I would like every record reproduced exactly, with the pictures left out.
---------- Extracted data ----------
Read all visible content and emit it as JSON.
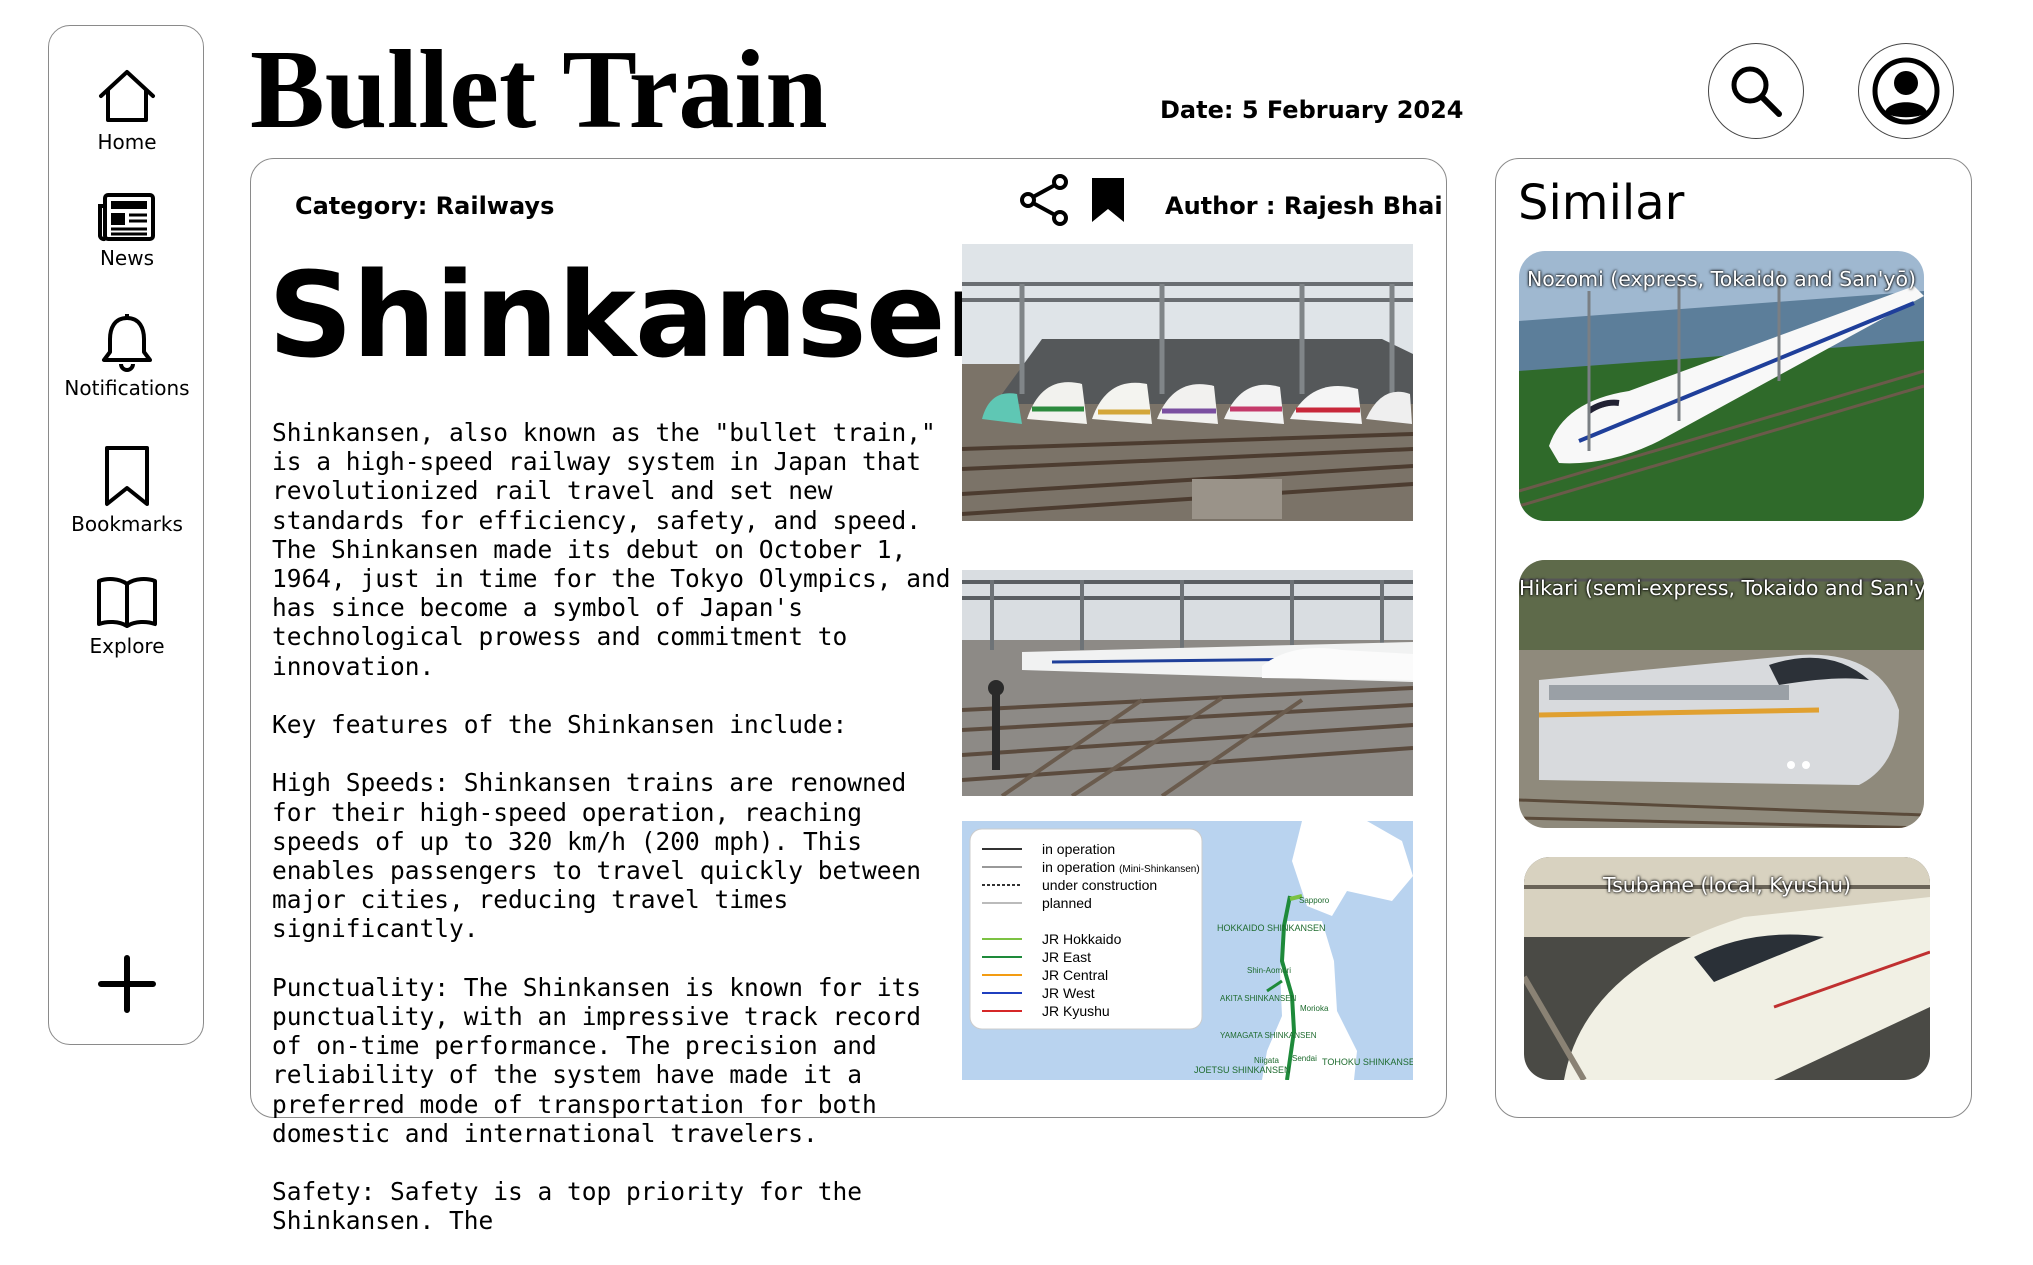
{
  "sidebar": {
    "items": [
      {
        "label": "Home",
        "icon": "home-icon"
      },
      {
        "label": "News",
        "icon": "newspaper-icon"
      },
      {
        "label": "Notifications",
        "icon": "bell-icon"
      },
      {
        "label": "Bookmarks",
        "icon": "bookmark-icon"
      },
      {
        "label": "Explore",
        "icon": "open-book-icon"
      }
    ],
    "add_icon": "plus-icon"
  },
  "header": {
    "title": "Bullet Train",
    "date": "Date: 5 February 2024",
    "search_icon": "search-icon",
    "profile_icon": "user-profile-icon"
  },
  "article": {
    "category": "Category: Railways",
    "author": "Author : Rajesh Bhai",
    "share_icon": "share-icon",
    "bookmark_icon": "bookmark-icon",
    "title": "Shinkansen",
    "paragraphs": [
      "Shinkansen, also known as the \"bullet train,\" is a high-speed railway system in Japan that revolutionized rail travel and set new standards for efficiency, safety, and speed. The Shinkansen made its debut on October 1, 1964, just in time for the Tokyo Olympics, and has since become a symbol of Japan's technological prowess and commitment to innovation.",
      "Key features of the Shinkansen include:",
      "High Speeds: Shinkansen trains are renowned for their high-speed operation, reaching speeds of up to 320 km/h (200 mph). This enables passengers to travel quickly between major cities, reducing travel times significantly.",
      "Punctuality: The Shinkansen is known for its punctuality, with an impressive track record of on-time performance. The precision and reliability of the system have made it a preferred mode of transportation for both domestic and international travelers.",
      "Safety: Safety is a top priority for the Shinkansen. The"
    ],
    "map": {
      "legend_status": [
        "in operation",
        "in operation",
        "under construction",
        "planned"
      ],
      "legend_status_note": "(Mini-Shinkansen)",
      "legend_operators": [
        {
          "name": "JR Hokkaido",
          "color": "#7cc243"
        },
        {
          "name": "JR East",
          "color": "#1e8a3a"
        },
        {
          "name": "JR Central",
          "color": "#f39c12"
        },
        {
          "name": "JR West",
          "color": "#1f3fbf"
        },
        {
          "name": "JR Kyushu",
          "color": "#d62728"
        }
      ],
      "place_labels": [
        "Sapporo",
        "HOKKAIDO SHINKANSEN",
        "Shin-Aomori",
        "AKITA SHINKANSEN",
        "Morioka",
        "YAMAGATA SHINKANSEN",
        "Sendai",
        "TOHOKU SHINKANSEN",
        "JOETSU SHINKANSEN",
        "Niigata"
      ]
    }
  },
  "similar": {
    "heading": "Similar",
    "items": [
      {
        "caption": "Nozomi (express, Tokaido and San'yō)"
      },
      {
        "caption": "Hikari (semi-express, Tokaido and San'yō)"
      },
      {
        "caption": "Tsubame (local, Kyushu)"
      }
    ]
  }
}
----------
■ **Your solution**
Read all visible content and emit it as JSON.
{
  "sidebar": {
    "items": [
      {
        "label": "Home",
        "icon": "home-icon"
      },
      {
        "label": "News",
        "icon": "newspaper-icon"
      },
      {
        "label": "Notifications",
        "icon": "bell-icon"
      },
      {
        "label": "Bookmarks",
        "icon": "bookmark-icon"
      },
      {
        "label": "Explore",
        "icon": "open-book-icon"
      }
    ],
    "add_icon": "plus-icon"
  },
  "header": {
    "title": "Bullet Train",
    "date": "Date: 5 February 2024",
    "search_icon": "search-icon",
    "profile_icon": "user-profile-icon"
  },
  "article": {
    "category": "Category: Railways",
    "author": "Author : Rajesh Bhai",
    "share_icon": "share-icon",
    "bookmark_icon": "bookmark-icon",
    "title": "Shinkansen",
    "paragraphs": [
      "Shinkansen, also known as the \"bullet train,\" is a high-speed railway system in Japan that revolutionized rail travel and set new standards for efficiency, safety, and speed. The Shinkansen made its debut on October 1, 1964, just in time for the Tokyo Olympics, and has since become a symbol of Japan's technological prowess and commitment to innovation.",
      "Key features of the Shinkansen include:",
      "High Speeds: Shinkansen trains are renowned for their high-speed operation, reaching speeds of up to 320 km/h (200 mph). This enables passengers to travel quickly between major cities, reducing travel times significantly.",
      "Punctuality: The Shinkansen is known for its punctuality, with an impressive track record of on-time performance. The precision and reliability of the system have made it a preferred mode of transportation for both domestic and international travelers.",
      "Safety: Safety is a top priority for the Shinkansen. The"
    ],
    "map": {
      "legend_status": [
        "in operation",
        "in operation",
        "under construction",
        "planned"
      ],
      "legend_status_note": "(Mini-Shinkansen)",
      "legend_operators": [
        {
          "name": "JR Hokkaido",
          "color": "#7cc243"
        },
        {
          "name": "JR East",
          "color": "#1e8a3a"
        },
        {
          "name": "JR Central",
          "color": "#f39c12"
        },
        {
          "name": "JR West",
          "color": "#1f3fbf"
        },
        {
          "name": "JR Kyushu",
          "color": "#d62728"
        }
      ],
      "place_labels": [
        "Sapporo",
        "HOKKAIDO SHINKANSEN",
        "Shin-Aomori",
        "AKITA SHINKANSEN",
        "Morioka",
        "YAMAGATA SHINKANSEN",
        "Sendai",
        "TOHOKU SHINKANSEN",
        "JOETSU SHINKANSEN",
        "Niigata"
      ]
    }
  },
  "similar": {
    "heading": "Similar",
    "items": [
      {
        "caption": "Nozomi (express, Tokaido and San'yō)"
      },
      {
        "caption": "Hikari (semi-express, Tokaido and San'yō)"
      },
      {
        "caption": "Tsubame (local, Kyushu)"
      }
    ]
  }
}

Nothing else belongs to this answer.